Theme #2: Hello Mudda, Hello Fadda
Speak to the whole Israelite community and say to them: You shall be holy, for I, the Lord your God, am holy. You shall each revere his mother and his father, and keep My sabbaths: I the Lord am your God. (Leviticus 19:2-3)
In Leviticus 19, perhaps the ultimate treatise on holiness in the Hebrew Bible, imitating God begins with revering one's parents.
What is the relationship here between revering parents and keeping Shabbat? An explanation may be found in Leviticus Rabbah 14:5, which reads: “King David said before the Holy One, ‘Lord the Universe, did my father, Jesse, have the intention of bringing me into being?’ Wasn’t his intention really just his own pleasure? And you know that this is so because after they had satisfied their desire, he turned his face in one direction and she turned her face in the other! … And this is what David meant when he said in Psalm 27:10, “Though my father and mother abandon me, the Lord will take me in.” “Though my father and mother abandon me” seems to imply here that their only function was the beginning of life; and “the Lord will take me in” implies that afterward one grows up and understands about God’s plan. Now Shabbat is the culmination of the work of creation. And if we were supposed to preoccupy ourselves only with the beginning, we would logically sanctify Sunday, since it is the first day of creation. But if this is so, it seems that commandments about Shabbat and honoring parents contradict one another. The explanation is that with the honoring of parents, we are commanded regarding revering the importance of origins, while with the keeping of Shabbat, we are commanded regarding the goal of creation. And for this reason we are commanded to both honor parents and keep Shabbat. -- Chatam Sofer

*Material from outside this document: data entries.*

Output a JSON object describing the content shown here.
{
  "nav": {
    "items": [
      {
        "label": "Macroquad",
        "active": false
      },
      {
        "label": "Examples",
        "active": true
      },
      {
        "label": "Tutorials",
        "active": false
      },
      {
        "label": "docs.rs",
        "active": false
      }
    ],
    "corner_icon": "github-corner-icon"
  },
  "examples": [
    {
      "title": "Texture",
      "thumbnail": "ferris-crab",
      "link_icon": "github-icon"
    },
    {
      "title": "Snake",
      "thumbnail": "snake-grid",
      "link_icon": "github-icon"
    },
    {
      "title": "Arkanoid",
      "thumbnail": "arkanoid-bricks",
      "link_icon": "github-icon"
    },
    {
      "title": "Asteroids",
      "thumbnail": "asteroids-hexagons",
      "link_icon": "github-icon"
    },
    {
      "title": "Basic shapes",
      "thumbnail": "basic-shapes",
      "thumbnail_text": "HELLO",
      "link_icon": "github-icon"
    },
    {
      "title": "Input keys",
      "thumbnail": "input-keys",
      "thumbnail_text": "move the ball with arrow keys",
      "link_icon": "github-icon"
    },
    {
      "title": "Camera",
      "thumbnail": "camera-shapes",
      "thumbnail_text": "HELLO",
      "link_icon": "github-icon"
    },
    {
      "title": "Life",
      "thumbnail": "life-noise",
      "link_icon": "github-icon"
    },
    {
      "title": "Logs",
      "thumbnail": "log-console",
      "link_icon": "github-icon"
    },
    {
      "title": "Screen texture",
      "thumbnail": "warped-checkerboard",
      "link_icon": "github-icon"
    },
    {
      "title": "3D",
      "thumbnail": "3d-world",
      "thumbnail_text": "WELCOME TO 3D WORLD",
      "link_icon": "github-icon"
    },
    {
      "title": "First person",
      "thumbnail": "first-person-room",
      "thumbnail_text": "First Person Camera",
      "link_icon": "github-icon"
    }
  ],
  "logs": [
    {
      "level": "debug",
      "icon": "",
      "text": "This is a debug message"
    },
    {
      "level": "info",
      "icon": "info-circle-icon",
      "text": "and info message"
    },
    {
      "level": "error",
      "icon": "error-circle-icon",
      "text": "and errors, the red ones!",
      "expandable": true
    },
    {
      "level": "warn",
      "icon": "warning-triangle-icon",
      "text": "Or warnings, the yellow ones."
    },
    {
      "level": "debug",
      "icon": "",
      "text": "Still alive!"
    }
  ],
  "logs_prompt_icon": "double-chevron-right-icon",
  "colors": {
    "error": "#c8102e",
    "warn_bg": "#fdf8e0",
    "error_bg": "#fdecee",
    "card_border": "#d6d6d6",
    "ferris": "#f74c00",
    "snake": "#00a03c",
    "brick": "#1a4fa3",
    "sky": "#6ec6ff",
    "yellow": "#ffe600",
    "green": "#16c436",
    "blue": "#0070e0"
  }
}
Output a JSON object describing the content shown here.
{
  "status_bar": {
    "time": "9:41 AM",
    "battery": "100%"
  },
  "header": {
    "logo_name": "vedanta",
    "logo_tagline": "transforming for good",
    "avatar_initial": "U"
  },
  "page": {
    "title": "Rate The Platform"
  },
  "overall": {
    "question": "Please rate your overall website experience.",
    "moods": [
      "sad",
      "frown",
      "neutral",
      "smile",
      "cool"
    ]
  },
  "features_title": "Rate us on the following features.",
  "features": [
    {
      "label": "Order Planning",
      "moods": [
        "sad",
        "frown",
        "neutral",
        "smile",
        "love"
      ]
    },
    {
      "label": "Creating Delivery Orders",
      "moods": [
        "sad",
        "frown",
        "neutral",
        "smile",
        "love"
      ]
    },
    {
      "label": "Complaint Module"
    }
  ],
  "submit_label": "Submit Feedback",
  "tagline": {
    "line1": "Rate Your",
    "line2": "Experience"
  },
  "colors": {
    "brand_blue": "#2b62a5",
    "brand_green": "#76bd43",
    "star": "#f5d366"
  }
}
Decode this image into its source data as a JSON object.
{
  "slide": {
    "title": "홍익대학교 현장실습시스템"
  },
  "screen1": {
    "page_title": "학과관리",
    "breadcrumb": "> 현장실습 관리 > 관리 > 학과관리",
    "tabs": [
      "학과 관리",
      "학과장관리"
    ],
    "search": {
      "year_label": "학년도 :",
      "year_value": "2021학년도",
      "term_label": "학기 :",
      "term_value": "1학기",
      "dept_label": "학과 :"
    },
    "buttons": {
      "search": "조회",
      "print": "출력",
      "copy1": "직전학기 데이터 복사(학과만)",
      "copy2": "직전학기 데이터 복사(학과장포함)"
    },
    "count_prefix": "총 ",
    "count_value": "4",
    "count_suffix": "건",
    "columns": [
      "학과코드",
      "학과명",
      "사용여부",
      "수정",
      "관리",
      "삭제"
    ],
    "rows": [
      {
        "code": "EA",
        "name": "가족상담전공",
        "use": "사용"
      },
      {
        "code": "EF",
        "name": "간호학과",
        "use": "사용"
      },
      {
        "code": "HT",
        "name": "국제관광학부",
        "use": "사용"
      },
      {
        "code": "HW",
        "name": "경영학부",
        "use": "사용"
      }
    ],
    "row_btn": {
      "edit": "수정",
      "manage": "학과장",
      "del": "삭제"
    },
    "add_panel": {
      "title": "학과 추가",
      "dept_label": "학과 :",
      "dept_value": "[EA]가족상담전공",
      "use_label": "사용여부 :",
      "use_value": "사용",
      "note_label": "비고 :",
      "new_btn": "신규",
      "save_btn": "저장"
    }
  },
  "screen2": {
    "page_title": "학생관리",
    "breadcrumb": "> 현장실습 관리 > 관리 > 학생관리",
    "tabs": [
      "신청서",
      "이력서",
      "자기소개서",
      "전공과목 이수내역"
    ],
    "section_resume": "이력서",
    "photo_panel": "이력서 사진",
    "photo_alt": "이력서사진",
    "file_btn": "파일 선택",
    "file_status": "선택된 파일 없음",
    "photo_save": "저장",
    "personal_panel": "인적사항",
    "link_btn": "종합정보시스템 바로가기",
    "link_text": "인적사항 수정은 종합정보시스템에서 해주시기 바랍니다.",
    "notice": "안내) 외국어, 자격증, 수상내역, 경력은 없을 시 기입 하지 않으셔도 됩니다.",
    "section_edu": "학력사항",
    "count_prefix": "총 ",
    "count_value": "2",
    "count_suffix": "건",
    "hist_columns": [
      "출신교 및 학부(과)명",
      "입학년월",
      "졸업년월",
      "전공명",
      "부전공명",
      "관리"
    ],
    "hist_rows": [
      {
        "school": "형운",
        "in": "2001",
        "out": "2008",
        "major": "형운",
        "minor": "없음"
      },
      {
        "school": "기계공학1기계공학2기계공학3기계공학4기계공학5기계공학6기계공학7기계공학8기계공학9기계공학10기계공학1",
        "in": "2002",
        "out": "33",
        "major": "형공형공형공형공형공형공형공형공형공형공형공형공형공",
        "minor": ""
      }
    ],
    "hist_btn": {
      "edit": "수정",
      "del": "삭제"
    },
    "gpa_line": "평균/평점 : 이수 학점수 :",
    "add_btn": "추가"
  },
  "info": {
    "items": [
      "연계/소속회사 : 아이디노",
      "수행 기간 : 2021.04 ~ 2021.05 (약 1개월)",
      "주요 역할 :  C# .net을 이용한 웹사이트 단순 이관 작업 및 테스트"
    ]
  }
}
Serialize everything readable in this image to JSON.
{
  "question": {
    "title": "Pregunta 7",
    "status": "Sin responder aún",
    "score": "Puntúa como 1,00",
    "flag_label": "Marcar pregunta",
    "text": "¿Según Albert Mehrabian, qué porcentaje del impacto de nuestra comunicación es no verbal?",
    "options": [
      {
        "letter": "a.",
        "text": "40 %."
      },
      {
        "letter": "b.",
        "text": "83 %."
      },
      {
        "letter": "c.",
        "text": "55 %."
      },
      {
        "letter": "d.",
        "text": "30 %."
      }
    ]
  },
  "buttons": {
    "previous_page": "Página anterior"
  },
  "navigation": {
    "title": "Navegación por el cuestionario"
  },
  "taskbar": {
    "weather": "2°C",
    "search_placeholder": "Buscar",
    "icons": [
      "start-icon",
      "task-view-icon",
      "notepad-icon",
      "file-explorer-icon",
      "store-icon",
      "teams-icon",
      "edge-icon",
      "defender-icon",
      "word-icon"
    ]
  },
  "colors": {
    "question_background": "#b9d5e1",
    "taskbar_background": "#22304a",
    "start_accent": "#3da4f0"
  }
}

You must honor your parents not only while you still look to them for your food, clothing and support but even when you are a “man” and no longer dependent upon them. -- Ketav Sofer
When looking at [this verse] … Rashi also questions the use of the singular ish for man with the plural form of the verb “fear.” His answer to the problem reflects his own bias. He says “a man has it in his power to do, but a woman has the authority of others over her.” … When [Rashi] explains why the verse places the word mother before father, he claims that it is because a son naturally fears his father more than his mother. Having exempted women from this obligation, Rashi speaks only of what a son must do. Women, daughters, are not included in his interpretation. -- Rabbi Rachel Esserman, “Who Shall Be Holy,” from The Women’s Torah Commentary, Rabbi Elyse Goldstein, ed.
Questions for Discussion:
Chatam Sofer says that the link between honoring parents and Shabbat is that both have to do with creation; in our parents' case, the creation of a person, and in the case of Shabbat, the creation of the world. Does the importance that Judaism places on being fruitful and multiplying indicate that creating a new human being is like imitating God? Is new human life the ultimate example of the merging of God's creation and humanity's creation?
Ketav Sofer notes that our responsibility to place our parents in a primary role of our lives does not end when we have become adults. Rather, we are to continue to show our gratitude to them for all they have done for us. Can we understand Shabbat in a similar way? Even though adults are able to understand the value of taking periodic breaks from the everyday, is honoring Shabbat a way of revering God even if we might not need Shabbat to remind us of God's presence?
Rabbi Esserman notes that Rashi's commentary does not consider a daughter's role in honoring her parents. While egalitarian communities certainly expect both sons and daughters to honor their parents, is it possible that a daughter can appreciate her parents in a way that is unique compared to how a son appreciates his parents? What do both genders offer when it comes to honoring their parents?